How To Avoid Stress Over Christmas And The New Year

While many of us view the holiday season as a time to celebrate, because Christmas is so overwhelming, it can also quickly turn into a stressful time. It may be draining and stressful, involving everything from more money spent on Christmas shopping to constant social commitments and more time spent with family.

In a 2021 study of 2,000 people, almost one-third (35%) stated they frequently experience burnout—a word used to characterise being psychologically and physically worn out from a work environment—before Christmas.
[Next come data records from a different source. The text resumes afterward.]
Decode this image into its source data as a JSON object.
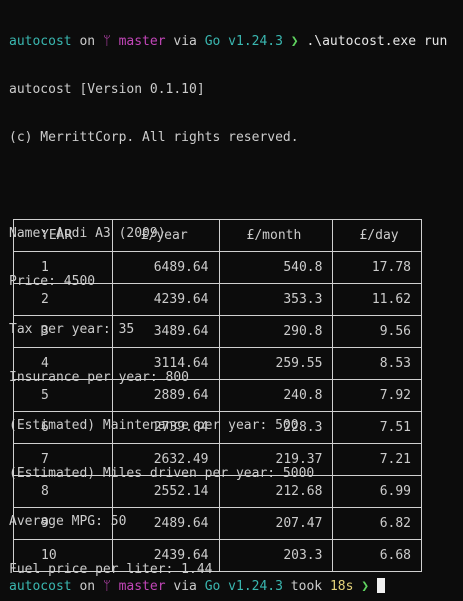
{
  "prompt": {
    "dir": "autocost",
    "on": " on ",
    "branch_icon": "git-branch-icon",
    "branch_glyph": "ᛘ",
    "branch": "master",
    "via": " via ",
    "lang_glyph": "Go",
    "version": "v1.24.3",
    "arrow": "❯",
    "command": ".\\autocost.exe run"
  },
  "output": {
    "header1": "autocost [Version 0.1.10]",
    "header2": "(c) MerrittCorp. All rights reserved.",
    "name": "Name: Audi A3 (2009)",
    "price": "Price: 4500",
    "tax": "Tax per year: 35",
    "insurance": "Insurance per year: 800",
    "maintenance": "(Estimated) Maintenance per year: 500",
    "miles": "(Estimated) Miles driven per year: 5000",
    "mpg": "Average MPG: 50",
    "fuel": "Fuel price per liter: 1.44"
  },
  "table": {
    "headers": [
      "YEAR",
      "£/year",
      "£/month",
      "£/day"
    ],
    "rows": [
      [
        "1",
        "6489.64",
        "540.8",
        "17.78"
      ],
      [
        "2",
        "4239.64",
        "353.3",
        "11.62"
      ],
      [
        "3",
        "3489.64",
        "290.8",
        "9.56"
      ],
      [
        "4",
        "3114.64",
        "259.55",
        "8.53"
      ],
      [
        "5",
        "2889.64",
        "240.8",
        "7.92"
      ],
      [
        "6",
        "2739.64",
        "228.3",
        "7.51"
      ],
      [
        "7",
        "2632.49",
        "219.37",
        "7.21"
      ],
      [
        "8",
        "2552.14",
        "212.68",
        "6.99"
      ],
      [
        "9",
        "2489.64",
        "207.47",
        "6.82"
      ],
      [
        "10",
        "2439.64",
        "203.3",
        "6.68"
      ]
    ]
  },
  "prompt_end": {
    "dir": "autocost",
    "on": " on ",
    "branch_glyph": "ᛘ",
    "branch": "master",
    "via": " via ",
    "lang_glyph": "Go",
    "version": "v1.24.3",
    "took": " took ",
    "duration": "18s",
    "arrow": "❯"
  },
  "colors": {
    "background": "#0c0c0c",
    "text": "#cccccc",
    "dir": "#3ab7b0",
    "branch": "#c246b8",
    "go": "#3ab7b0",
    "arrow": "#5fd35f",
    "duration": "#e5d37a"
  }
}
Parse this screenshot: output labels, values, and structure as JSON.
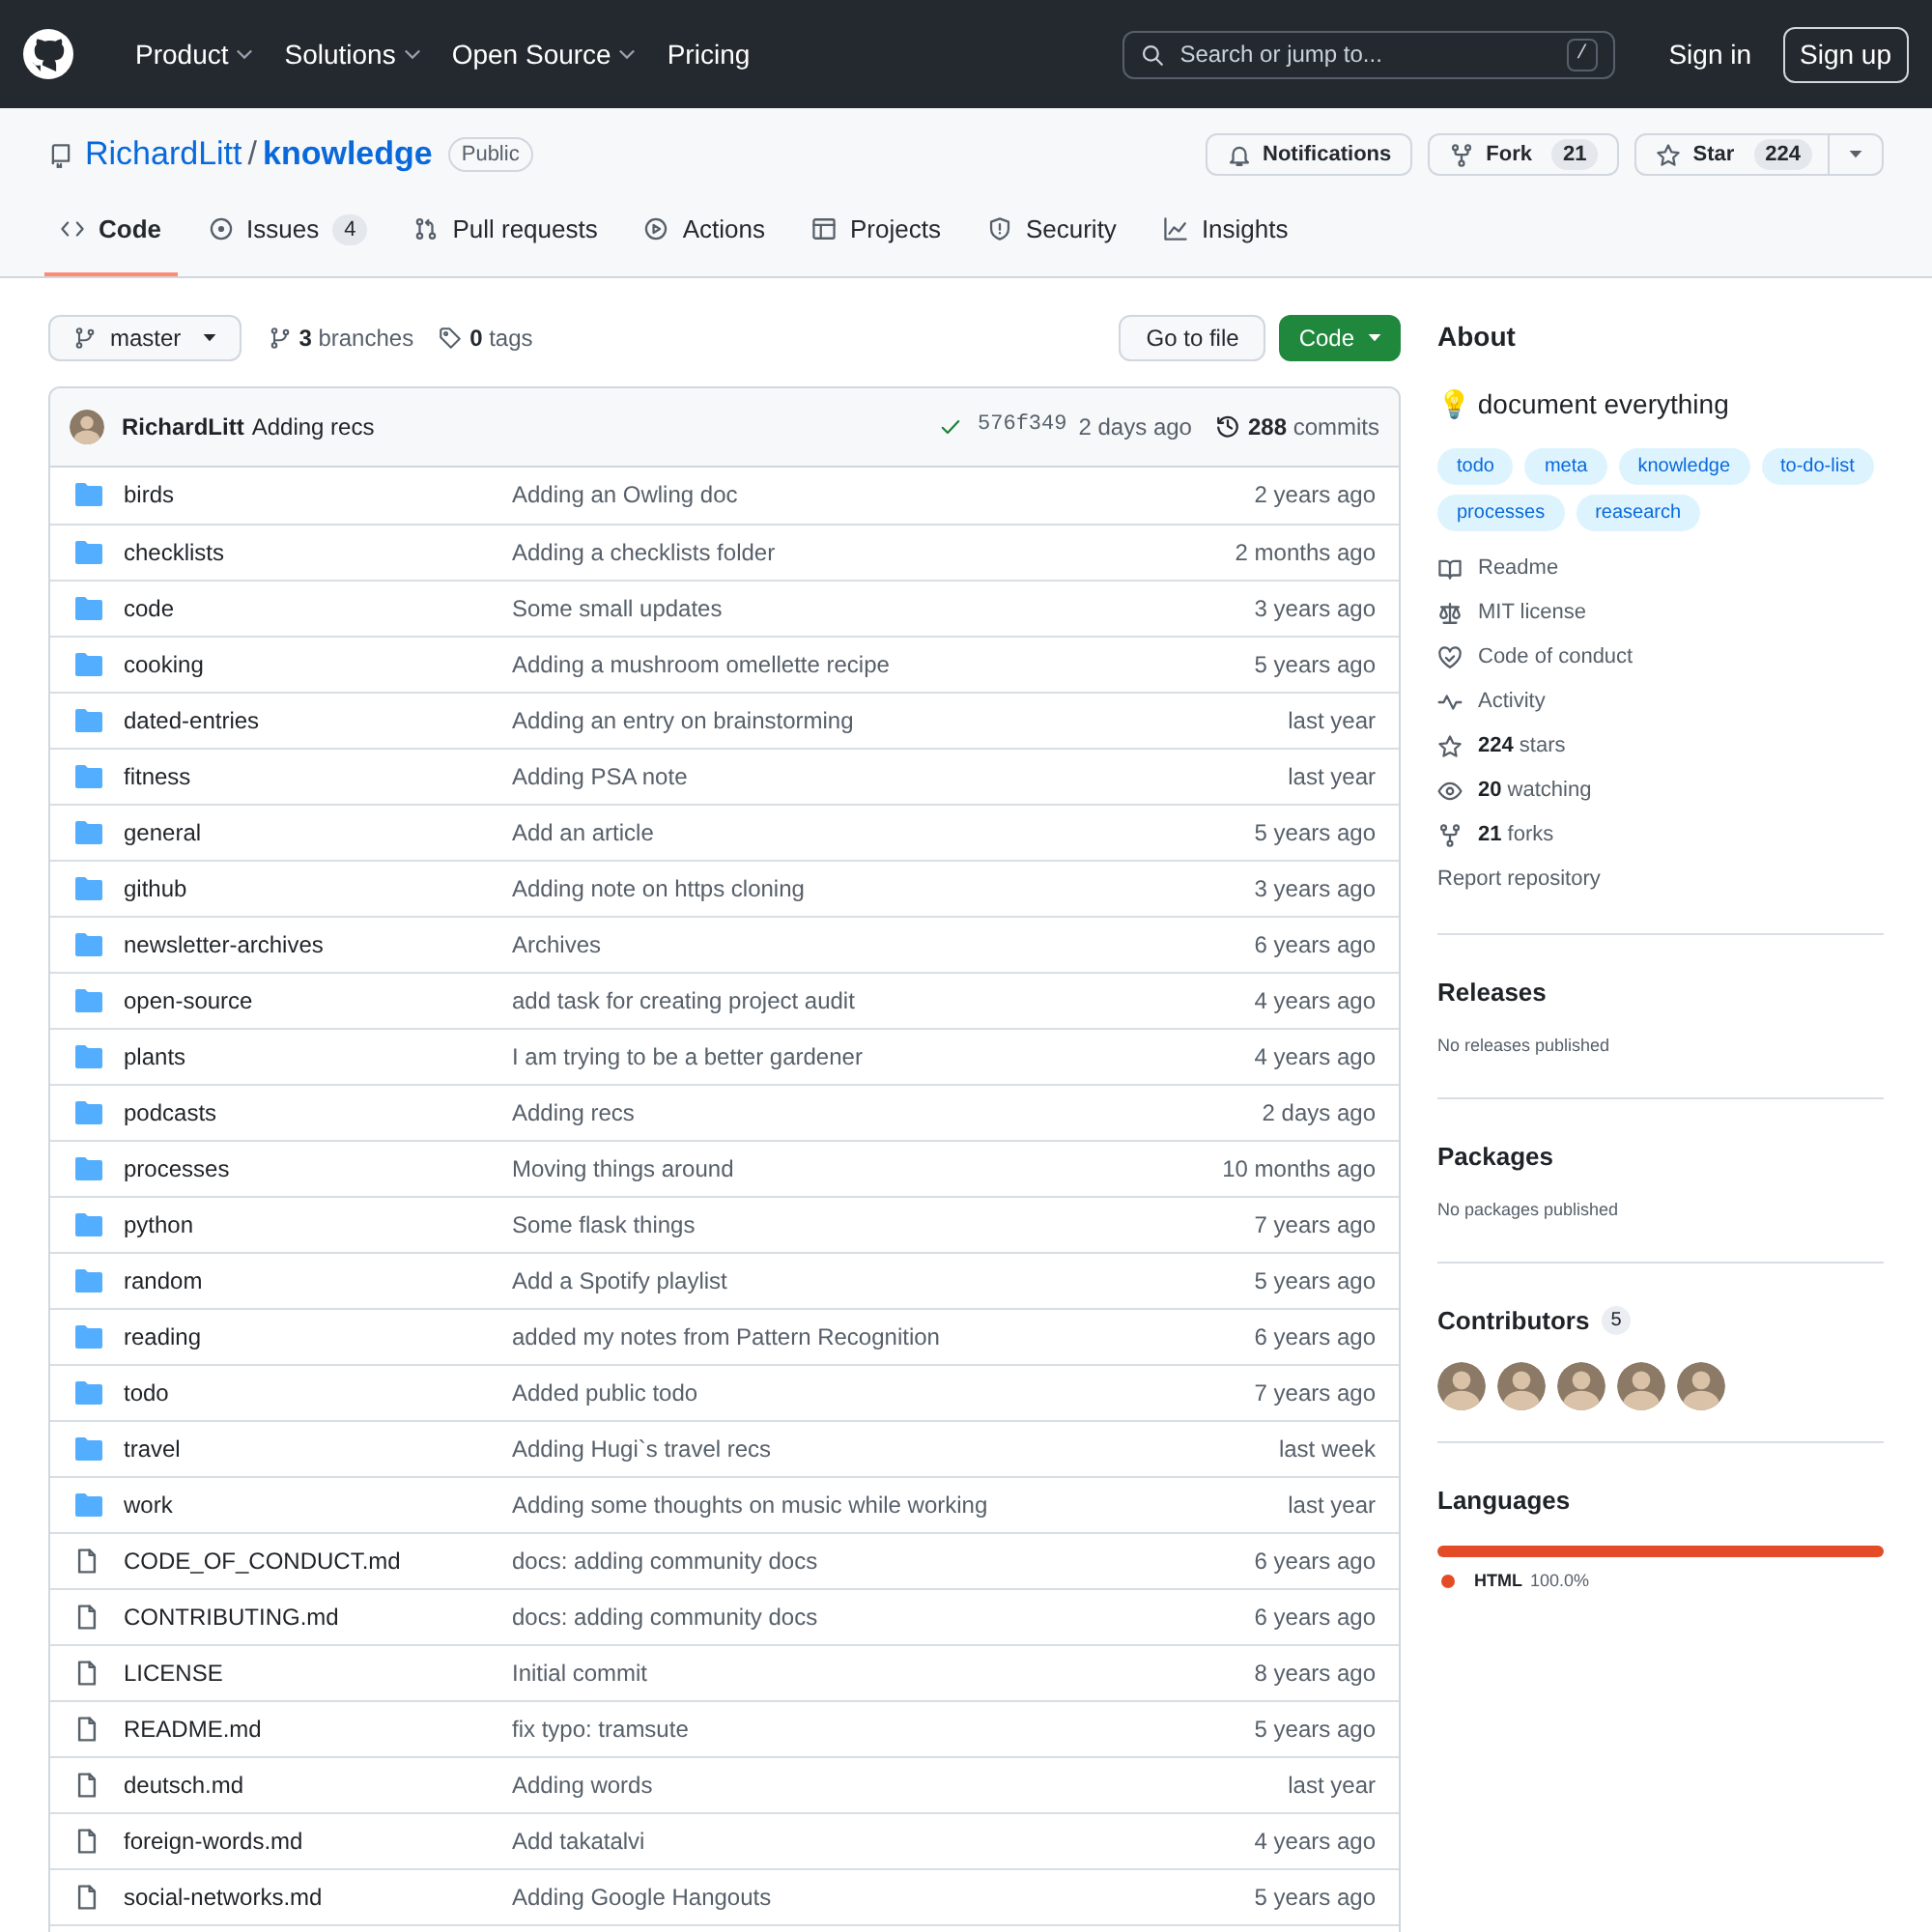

An additional 68% of respondents claimed to find the holiday season—which includes Hanukkah, Christmas, and Thanksgiving—to be stressful.

Many people find themselves under pressure at this time to socialise more than they want to and spend time with people they may have spent the whole year avoiding,” says Lorna Evans, a psychotherapist and spokesperson for the UK Council for Psychotherapy (UKCP).

Socialising, Financial Pressure And Family Time

We could experience stress during the holidays for a variety of reasons. It frequently entails spending a lot of time with family, which can cause stress, disputes, and disagreements.

During the holiday season, grieving may be a challenging experience for people who have lost friends or relatives. It may be very difficult to deal with the need to ‘keep up appearances’ when grieving over a loved one, especially when there is a sense of joy and celebration among all of us.

Christmas may be a difficult time financially, and many may have to work longer hours to pay for food and gifts. We frequently feel pressured to participate in a lot of social activities in order to please other people, even though we actually need to take some time to unwind and calm down. We can wind up sleeping less as a result, which could affect how we feel.

“‘No’ really is the hardest word to say, and if you tend to please others, you’re going to find it very stressful,” says Evans. “After the year we’ve all had, it is crucial to create healthy boundaries for ourselves, as this may be the first real chance we’ve had to take a break in a long time.”

Even the slightest alteration to our daily schedules during the holidays can occasionally affect how we feel. We might wind up staying up longer, eating more, drinking more, and consuming richer meals, all while engaging in less physical activity. These modifications to our way of life may impact our stress levels and mood.

How To Avoid Stress Over Christmas

Think About What You Want

“Take a deep breath and ask yourself what do you need from your Christmas break this year? What do your mind and body need to feel well?”

Once you’ve taken time to consider what you want from the holidays, it may be easier to avoid automatically saying yes to all event invitations that come your way. Think about how you feel and when it would be more beneficial to stay in.

“Notice when you feel you need to step away from stressful people and environments. There has never been a better time of year to go for a walk, even borrow a dog,” says Evans.

Take Note Of ‘Should’ Statements

“Notice if any ‘should’ messages come up, such as ‘I should do this’. These statements are often about other people’s needs and not our own, so it will be helpful to notice any sense of obligation you feel,” Evans advises.

“Setting boundaries with time and people is essential to protect your energy. And always have an exit plan, a reason to leave early.”

Define Your Boundaries Clearly

We frequently experience pressure to host Christmas because we have in the past. It’s crucial to express your feelings, though, if you don’t feel like hosting.

Setting limits on how long guests can remain, for example, can be helpful if you wind up preparing Christmas dinner for others. In order to reduce the amount of work you have to do, don’t be hesitant to ask guests to bring a dish or course, or to ask them to assist with cleaning up afterward.

Don’t Drink Too Much Alcohol

Over Christmas and New Year’s, many of us drink extra, but this can seriously harm our mental and general wellbeing. It is advisable to spread out your drinking over three or more days if you frequently consume more than 14 units of alcohol per week, rather than exceeding that limit on a regular basis. Thirteen units is the same as ten small glasses of wine or six pints of moderately strong beer. Alcohol should be absolutely avoided while pregnant.

“Raise your awareness of the impact alcohol and food consumption is having on your mood and sleep. Alcohol is a depressant, so beginning to notice the impact will help you make healthier decisions to stay well,” says Evans.

When Necessary, Say No

“Slow things down and pause before saying yes to things. Don’t respond right away, but sleep on it and reflect if this is something you would like to do or feel under pressure to commit to,” says Evans.

“The ability to say no is similar to flexing a muscle, so start today and get practising. A helpful phrase to use is I’m unable to do that – as there is no need to explain why, yet it’s warmer than a straight no.”

Although it may seem self-serving, now is the perfect time to put your health and wellbeing first.

Get Support

You don’t have to go through mourning on your own if you are having trouble grieving the loss of a loved one. You can get support and guidance from organizations like Cruse Bereavement Support.

If your mental health is a problem and it is affecting your life, it is also crucial that you talk to your doctor or please feel free to get in touch with us or contact Lynn Warren at

About the author : Andrew Warren